Saw films are dull, overproduced, tired, hackneyed, unforgivably boring, poorly written and edited with such a crippling lack of imagination that it comes across as a bloated insult to the intelligence of anybody who demands more from their horror than a grand parade of gut-wrenching mutilation.
I'm often disturbed by violence onscreen, but I'd struggle to identify a moment where I've ever been offended by it. So, yes, job done: the horrible, almost gleefully elaborate “traps” and “games” in the Saw films do indeed disturb, but by no means do I find any of it offensive.
I'm no prude – I won't let them win by gloating that their films must have had the desired effect to have elicited such a negative reaction. For beyond the atrocity exhibition, no matter how hard they try, the Saw films are completely lacking in depth and substance.
They're therefore perfectly worthy of being labelled as “torture porn”, as there's almost nothing else to them than tired machinations designed to get people killed in sickeningly creative ways.

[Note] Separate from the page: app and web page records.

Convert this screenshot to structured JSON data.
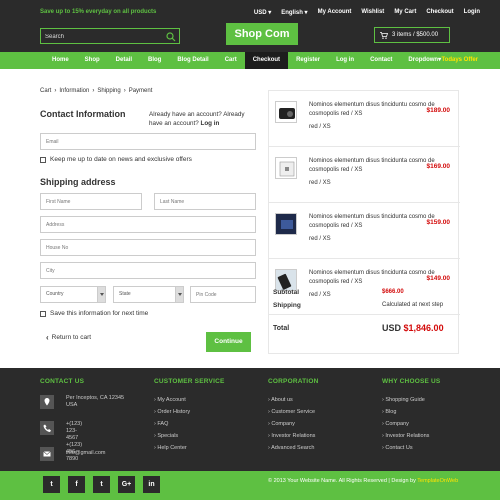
{
  "topbar": {
    "promo": "Save up to 15% everyday on all products",
    "currency": "USD",
    "language": "English",
    "links": [
      "My Account",
      "Wishlist",
      "My Cart",
      "Checkout",
      "Login"
    ]
  },
  "header": {
    "search_placeholder": "Search",
    "logo": "Shop Com",
    "cart": "3 items / $500.00"
  },
  "nav": {
    "items": [
      "Home",
      "Shop",
      "Detail",
      "Blog",
      "Blog Detail",
      "Cart",
      "Checkout",
      "Register",
      "Log in",
      "Contact",
      "Dropdown"
    ],
    "active": "Checkout",
    "offer": "Todays Offer"
  },
  "breadcrumb": [
    "Cart",
    "Information",
    "Shipping",
    "Payment"
  ],
  "contact": {
    "title": "Contact Information",
    "account_note": "Already have an account? Already have an account?",
    "login": "Log in",
    "email_placeholder": "Email",
    "newsletter": "Keep me up to date on news and exclusive offers"
  },
  "shipping": {
    "title": "Shipping address",
    "first_name": "First Name",
    "last_name": "Last Name",
    "address": "Address",
    "house_no": "House No",
    "city": "City",
    "country": "Country",
    "state": "State",
    "pin_code": "Pin Code",
    "save_info": "Save this information for next time",
    "back": "Return to cart",
    "continue": "Continue"
  },
  "cart_items": [
    {
      "name": "Nominos elementum disus tinciduntu cosmo de cosmopolis red / XS",
      "variant": "red / XS",
      "price": "$189.00"
    },
    {
      "name": "Nominos elementum disus tincidunta cosmo de cosmopolis red / XS",
      "variant": "red / XS",
      "price": "$169.00"
    },
    {
      "name": "Nominos elementum disus tincidunta cosmo de cosmopolis red / XS",
      "variant": "red / XS",
      "price": "$159.00"
    },
    {
      "name": "Nominos elementum disus tincidunta cosmo de cosmopolis red / XS",
      "variant": "red / XS",
      "price": "$149.00"
    }
  ],
  "summary": {
    "subtotal_label": "Subtotal",
    "subtotal": "$666.00",
    "shipping_label": "Shipping",
    "shipping": "Calculated at next step",
    "total_label": "Total",
    "total_currency": "USD",
    "total": "$1,846.00"
  },
  "footer": {
    "contact_head": "CONTACT US",
    "address": "Per Inceptos, CA 12345 USA",
    "phone1": "+(123) 123-4567",
    "phone2": "+(123) 456-7890",
    "email": "info@gmail.com",
    "service_head": "CUSTOMER SERVICE",
    "service_links": [
      "My Account",
      "Order History",
      "FAQ",
      "Specials",
      "Help Center"
    ],
    "corp_head": "CORPORATION",
    "corp_links": [
      "About us",
      "Customer Service",
      "Company",
      "Investor Relations",
      "Advanced Search"
    ],
    "why_head": "WHY CHOOSE US",
    "why_links": [
      "Shopping Guide",
      "Blog",
      "Company",
      "Investor Relations",
      "Contact Us"
    ],
    "copyright": "© 2013 Your Website Name. All Rights Reserved | Design by",
    "designer": "TemplateOnWeb",
    "socials": [
      "twitter",
      "facebook",
      "twitter",
      "google-plus",
      "linkedin"
    ]
  }
}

And yet they try so very, very hard to be taken seriously – to give their characters dimensions, motivations. All to no avail, though. They fail so hard in this effect that every time they pause to add something in the way of backstory, all they really do is break the pace of an already plodding “story”.
Case in point: Saw II, the plot of which revolves around a house filled with nerve gas from which a group of ne’er-do-wells must escape.

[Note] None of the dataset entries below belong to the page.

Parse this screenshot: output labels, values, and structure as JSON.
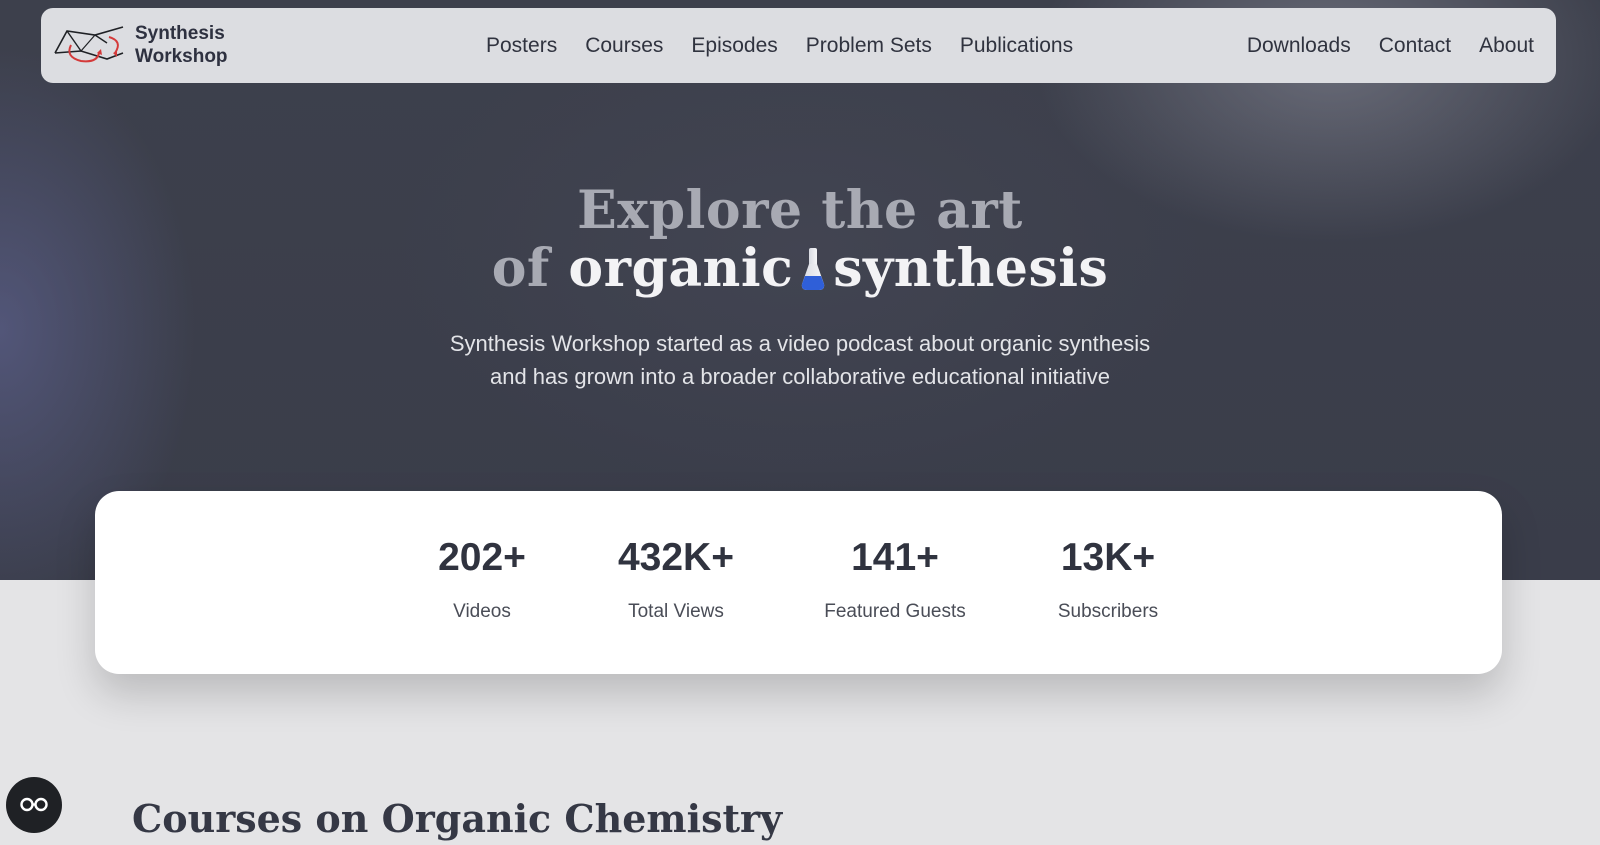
{
  "brand": {
    "line1": "Synthesis",
    "line2": "Workshop",
    "logo_icon": "molecule-logo-icon"
  },
  "nav": {
    "main": [
      "Posters",
      "Courses",
      "Episodes",
      "Problem Sets",
      "Publications"
    ],
    "right": [
      "Downloads",
      "Contact",
      "About"
    ]
  },
  "hero": {
    "line1": "Explore the art",
    "line2_muted": "of",
    "line2_word1": "organic",
    "line2_word2": "synthesis",
    "flask_icon": "flask-icon",
    "subtitle_line1": "Synthesis Workshop started as a video podcast about organic synthesis",
    "subtitle_line2": "and has grown into a broader collaborative educational initiative"
  },
  "stats": [
    {
      "value": "202+",
      "label": "Videos"
    },
    {
      "value": "432K+",
      "label": "Total Views"
    },
    {
      "value": "141+",
      "label": "Featured Guests"
    },
    {
      "value": "13K+",
      "label": "Subscribers"
    }
  ],
  "section": {
    "title": "Courses on Organic Chemistry"
  },
  "accessibility_button": {
    "icon": "glasses-icon"
  },
  "colors": {
    "hero_bg": "#3b3e4b",
    "nav_bg": "#dcdde1",
    "flask_liquid": "#2f5fd8",
    "logo_accent": "#d43a3a"
  }
}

I understand that the success of the first Saw film caused for the title to be bolted on to an existing script, and my word does it show.
Without all the Saw tropes, this could have made for a wonderfully claustrophobic thriller – an ultraviolent version of the final third of Home Alone.
Instead, though, it's shoved face-first into a dreary world of ridiculous conceit and pretentious musings.
Few things annoy me more onscreen than self-righteous serial killers. It's such a depressing cliché that I find myself snarling every time one takes to the stage and starts monologuing.
The Jigsaw Killer must be the worst of the lot. He tries so hard to be deep, eloquent, terrifying – and oh look, he's dying of cancer! What an enthralling and poignant shade of grey – but no. Instead he doesn't steal any scene in which he appears. Rather, he opens his wan little maw and vomits all over it.
How little understanding must the makers of this have had of pacing, tone and mood to so frequently cut away from the action to delve into the backstory – apparently improvised on the spot – of a ridiculous cipher about which most people couldn't care less?
As this blog proves, I can find enjoyment in most anything I sit down to watch. Saw II, though, was irredeemable. My attention kept drifting to the walls of our living room – which were genuinely more fascinating, and the paint was already dry.
Still. At least I can now say that I've probably already seen the worst film I'll watch this year.